- Material supplied:
# # # #

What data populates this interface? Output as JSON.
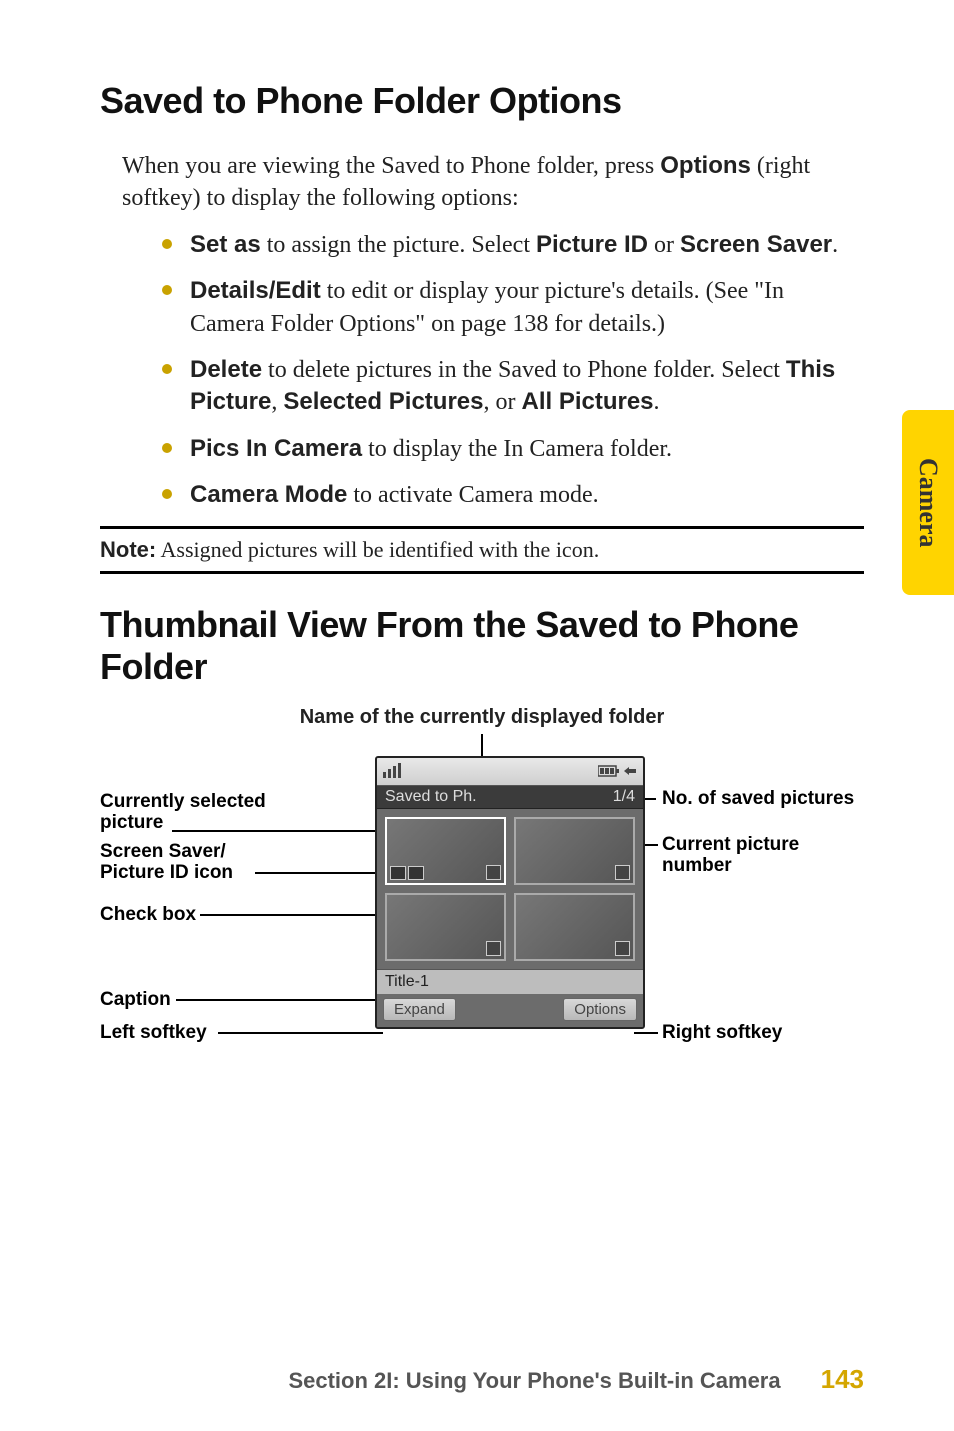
{
  "side_tab": "Camera",
  "heading1": "Saved to Phone Folder Options",
  "intro_parts": {
    "a": "When you are viewing the Saved to Phone folder, press ",
    "b": "Options",
    "c": " (right softkey) to display the following options:"
  },
  "bullets": [
    {
      "b": "Set as",
      "rest": " to assign the picture. Select ",
      "b2": "Picture ID",
      "mid": " or ",
      "b3": "Screen Saver",
      "end": "."
    },
    {
      "b": "Details/Edit",
      "rest": " to edit or display your picture's details. (See \"In Camera Folder Options\" on page 138 for details.)"
    },
    {
      "b": "Delete",
      "rest": " to delete pictures in the Saved to Phone folder. Select ",
      "b2": "This Picture",
      "mid": ", ",
      "b3": "Selected Pictures",
      "mid2": ", or ",
      "b4": "All Pictures",
      "end": "."
    },
    {
      "b": "Pics In Camera",
      "rest": " to display the In Camera folder."
    },
    {
      "b": "Camera Mode",
      "rest": " to activate Camera mode."
    }
  ],
  "note": {
    "label": "Note:",
    "text": " Assigned pictures will be identified with the icon."
  },
  "heading2": "Thumbnail View From the Saved to Phone Folder",
  "diagram": {
    "top_label": "Name of the currently displayed folder",
    "folder_name": "Saved to Ph.",
    "counter": "1/4",
    "caption": "Title-1",
    "left_softkey": "Expand",
    "right_softkey": "Options",
    "left_labels": {
      "sel_pic": "Currently selected picture",
      "ss_icon": "Screen Saver/ Picture ID icon",
      "check": "Check box",
      "caption": "Caption",
      "lsk": "Left softkey"
    },
    "right_labels": {
      "num_saved": "No. of saved pictures",
      "cur_num": "Current picture number",
      "rsk": "Right softkey"
    }
  },
  "footer": {
    "section": "Section 2I: Using Your Phone's Built-in Camera",
    "page": "143"
  }
}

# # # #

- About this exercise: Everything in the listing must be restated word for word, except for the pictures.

- Output for this exercise:
What data populates this interface? Output as JSON.
{
  "side_tab": "Camera",
  "heading1": "Saved to Phone Folder Options",
  "intro_parts": {
    "a": "When you are viewing the Saved to Phone folder, press ",
    "b": "Options",
    "c": " (right softkey) to display the following options:"
  },
  "bullets": [
    {
      "b": "Set as",
      "rest": " to assign the picture. Select ",
      "b2": "Picture ID",
      "mid": " or ",
      "b3": "Screen Saver",
      "end": "."
    },
    {
      "b": "Details/Edit",
      "rest": " to edit or display your picture's details. (See \"In Camera Folder Options\" on page 138 for details.)"
    },
    {
      "b": "Delete",
      "rest": " to delete pictures in the Saved to Phone folder. Select ",
      "b2": "This Picture",
      "mid": ", ",
      "b3": "Selected Pictures",
      "mid2": ", or ",
      "b4": "All Pictures",
      "end": "."
    },
    {
      "b": "Pics In Camera",
      "rest": " to display the In Camera folder."
    },
    {
      "b": "Camera Mode",
      "rest": " to activate Camera mode."
    }
  ],
  "note": {
    "label": "Note:",
    "text": " Assigned pictures will be identified with the icon."
  },
  "heading2": "Thumbnail View From the Saved to Phone Folder",
  "diagram": {
    "top_label": "Name of the currently displayed folder",
    "folder_name": "Saved to Ph.",
    "counter": "1/4",
    "caption": "Title-1",
    "left_softkey": "Expand",
    "right_softkey": "Options",
    "left_labels": {
      "sel_pic": "Currently selected picture",
      "ss_icon": "Screen Saver/ Picture ID icon",
      "check": "Check box",
      "caption": "Caption",
      "lsk": "Left softkey"
    },
    "right_labels": {
      "num_saved": "No. of saved pictures",
      "cur_num": "Current picture number",
      "rsk": "Right softkey"
    }
  },
  "footer": {
    "section": "Section 2I: Using Your Phone's Built-in Camera",
    "page": "143"
  }
}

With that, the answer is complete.